By guest author Abel Esteban, Bioenergy Campaigner, Ecologistas en Acción
Rural development and helping farmers has been a motive to promote bioenergy on the premise that it offers new economic opportunities in rural communities while increasing renewable energy use. The reality is that a good share of the bioenergy pushed for this purpose hasn’t necessarily supported these rural communities, nor has it exactly been sustainable or renewable. Spanish NGO Ecologistas en Accion share their views on how bioenergy can be an environmentally sustainable choice while supporting rural communities.
In many “campesinas”, or Latin-American farming societies, biomass has been feeding people, crops and animals; it’s been providing energy to power homes and small industries; and it’s been a source of raw materials for construction and tool manufacturing. Such organic biowaste used to be anecdotal because it was used as an agricultural by-product and for feeding and bedding livestock.
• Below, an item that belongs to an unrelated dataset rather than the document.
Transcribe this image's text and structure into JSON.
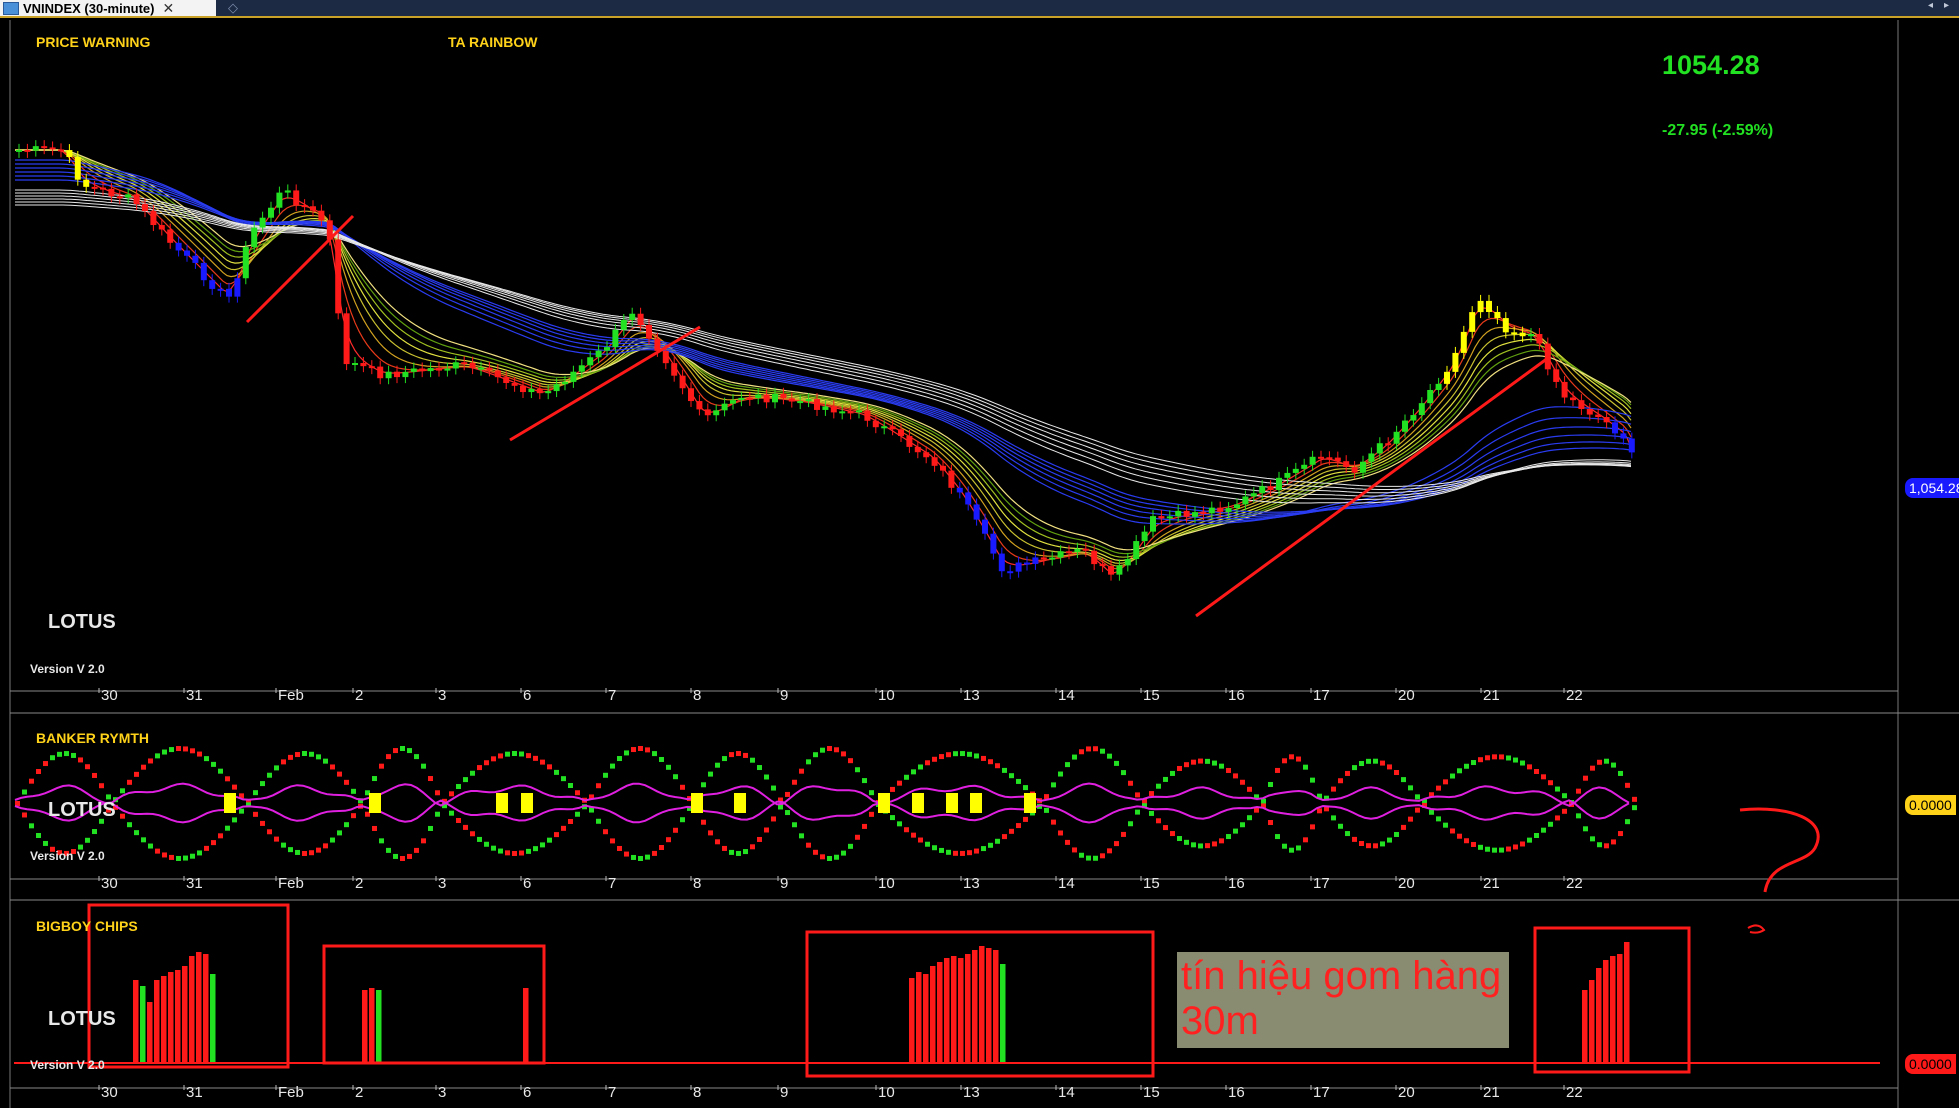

Moreover, manure and compost served as a natural fertiliser which ensured that nutrients were constantly being recycled in a closed loop while crops were fed by solar energy.
But with the rise of agricultural industrialization these traditions and natural cycles were broken. And now, industrial farming is seen as a primary driver of climate change and ecosystem deterioration. Livestock are no longer free to roam across large fields to graze and this has increased the risk of forest fire, while slurry piles leaking from industrial and concentrated livestock production now pollute once clean rivers and aquifers. Since this industrialization, rural activities have become increasingly dependent on external energy sources and materials (like food, fodder, plastic, etc.) to function.
Even with today’s energy and climate crisis, along with growing economic worries, there are ways to improve the livelihoods of people living in rural areas. The last decade, bioenergy in the form of biofuels which supply power or heat has been trumpeted as a solution. However, this has posed the risk of following old patterns which caused the multiple crises in the first place. All in the name of maximizing short term benefits. The use of biofuels has repeatedly led to intensive ecosystem exploitation, investing in complex technologies and large scale industrialization, ignoring that the planets natural resources are limited, and using biomass instead of fossil fuels, which we know are running out, is not a silver bullet if not used wisely.
To truly achieve progressive models for rural development which avoid the tendency we’ve seen over the last few decades, it’s crucial to change our approach. We do know that some of the focus has been on the needs of rural population and sustainable land use, mostly in agricultural or forestry. We also know that organic and diversified food production, which reduces inputs and is focused on quality and small local markets, is generating opportunities for rural families and younger generations. These are viable alternatives to industrial scale farming.
This is also true to bioenergy, but only if approached in specific ways. Some of Ecologistas en Accion tips for applying a more sustainable approach to bioenergy to help us define a different energy model in rural areas are as follows.
For one, reducing our energy consumption and placing importance on saving measures and using the most-efficient technologies or self-consumption whenever possible. For example, we know that biomass is much more efficient when used to produce heat or cold (with or without co-generation) rather than power, so its use as a source of power should be limited.
Next, extracting biomass from ecosystems should take into account sustainable criteria related to biodiversity, soil protection, conserving soil fertility and the balance of greenhouse gas emissions. We should also give priority to small facilities according to the local/regional availability of biomass, human and financial resources. Some Spanish regions, like El Lluçanès or La Cerdanya (Cataluña) have supported bioenergy for housing, business and public buildings central heating. They have even gone as far to refuse large power plant projects, which have had negative impacts on communities, including lower biomass prices paid to forest owners.
Integrating the different uses of biomass as food, materials and energy should follow the cascading principle. For example, two decades ago olive oil Cooperativa de Los Pedroches (Córdoba) chose organic farming together with renewable energies, including bioenergy. Nowadays they use pruning and alperujo (olive wastes) to fertilize their fields. They also sell olive pits as fuel and produce photo-voltaic electricity.
If you would like to find out more, please see here: Ecologistas en Acción position on bioenergy (2007)
Banner photo: Spanish countryside © José Diogo Lages Machado Marques Figueira
Note: The views and opinions expressed in this guest blog post are those of the author and are not necessarily supported by BirdLife Europe/EEB/T&E.